Later, as production continued to fall, Moretti turned to producing personalised conversions of various Fiats such as the Uno, Panda and Regata. At the 1983 Bologna Motor Show a "cabriolet" version of the Fiat Uno was presented. It was actually a cabrio coach rather than a full convertible, retaining the door rails and rear side windows. Equipped with series engines (including a diesel option), it was sold directly through select Fiat dealers in Italy.
In 1989 Moretti produced the "Ital Uno Turbo" which was imported in limited numbers to USA by M.I.K Automotive in North Hollywood, California. The car was based on the Fiat Uno Turbo with a 1.3 L turbo engine and with anti-skid braking system, the car was also fitted with TOYO 13" tires.
Finally, after several years of decline, in December 1989 the Moretti Motor Company officially ceased operations.
Moretti showed an estate version of the Alfa Romeo Giulietta in 1978. The conversion had a tailgate which reached all the way down to the bumper, even though it retained the original rear doors as well as taillights.
- Moretti 500
- Moretti Elettroveicoli
- Moretti Cita
- Moretti 600
- Moretti 720-750
- Moretti 1200
- Moretti 1500
- Fiat Formula Junior
- Fiat 1100 Moretti
- Fiat 1200 Moretti
- Fiat 1500 Moretti
- Fiat 2200 Moretti
- Fiat 2500 Moretti SS
- Fiat 600 Moretti
- Fiat 500 Moretti Coupé
- Fiat 850 Moretti
- Fiat 128 Moretti (Italian WP entry)
- Fiat 126 Moretti Minimaxi
- Fiat 127 Moretti Midimaxi
- Fiat 132 Moretti
- Fiat Panda Moretti Rock
- Fiat Uno Moretti Folk
- Ital Turbo Uno by Moretti (1989)
- Mazzocchi, Gianni, ed. (April 1984). "Posta: La ≪Uno≫ senza tetto" [Letters: The Roofless Uno]. Quattroruote (in Italian). Milan, Italy: Editoriale Domus. 29 (342): 38.
- Costa, André & Georges-Michel Fraichard, ed. (September 1980). "Salon 1980: Toutes les Voitures du Monde". l'Auto Journal (in French). Paris: Homme N°1 (14 & 15): 202. M1117.
- Mazzocchi, Gianni, ed. (September 1984). "Moretti (advertisement)". Quattroruote.

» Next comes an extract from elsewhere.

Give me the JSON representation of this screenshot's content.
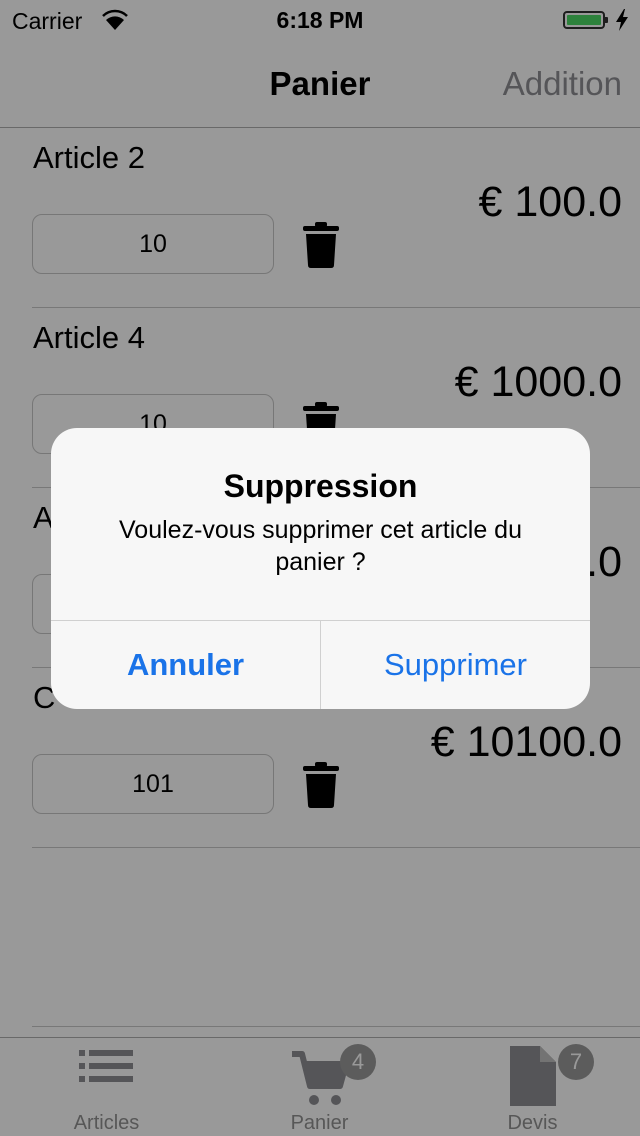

Milan, Italy: Editoriale Domus. 29 (347): 227.
- http://www.automoretti.com/storia/index.html Moretti history (on Italian Moretti enthusiasts' web page)

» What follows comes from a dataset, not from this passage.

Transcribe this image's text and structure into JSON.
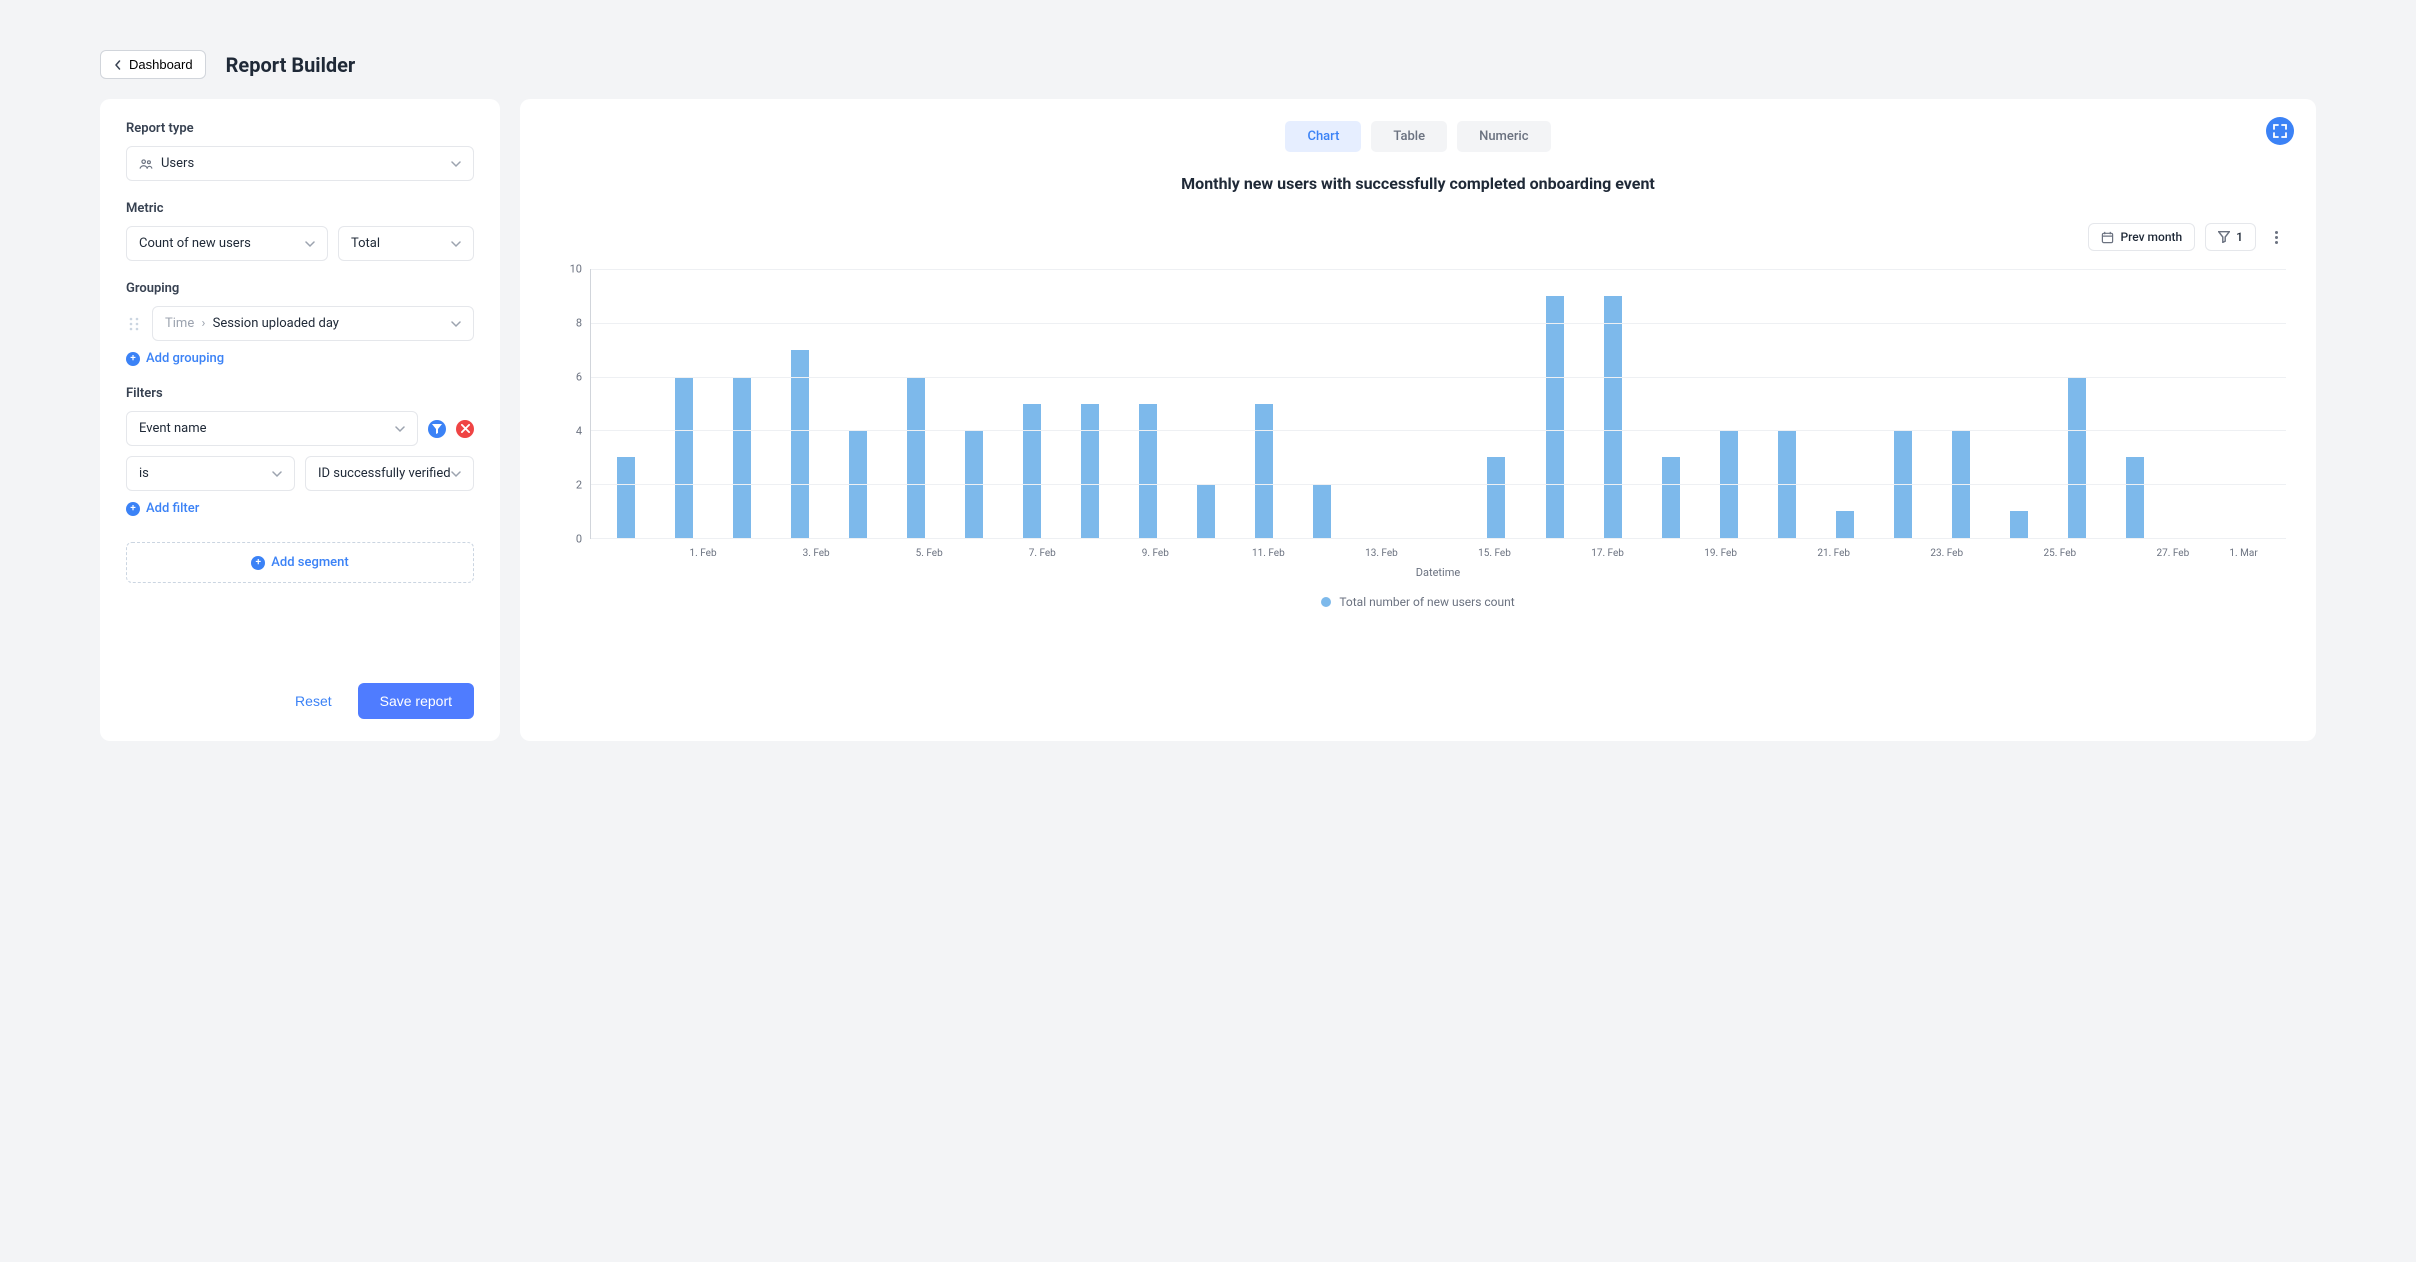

- Wright, Cedric, ed. (August 1978). "World Cars 1978". CAR (South Africa). Vol. 22 no. 7. Ramsay, Son & Parker (Pty) ltd. p. 20.
- Cars From Italy
- Ritzsite:Moretti GS
- Swiss Moretti Site
- Italian Moretti Site
- Turbo Uno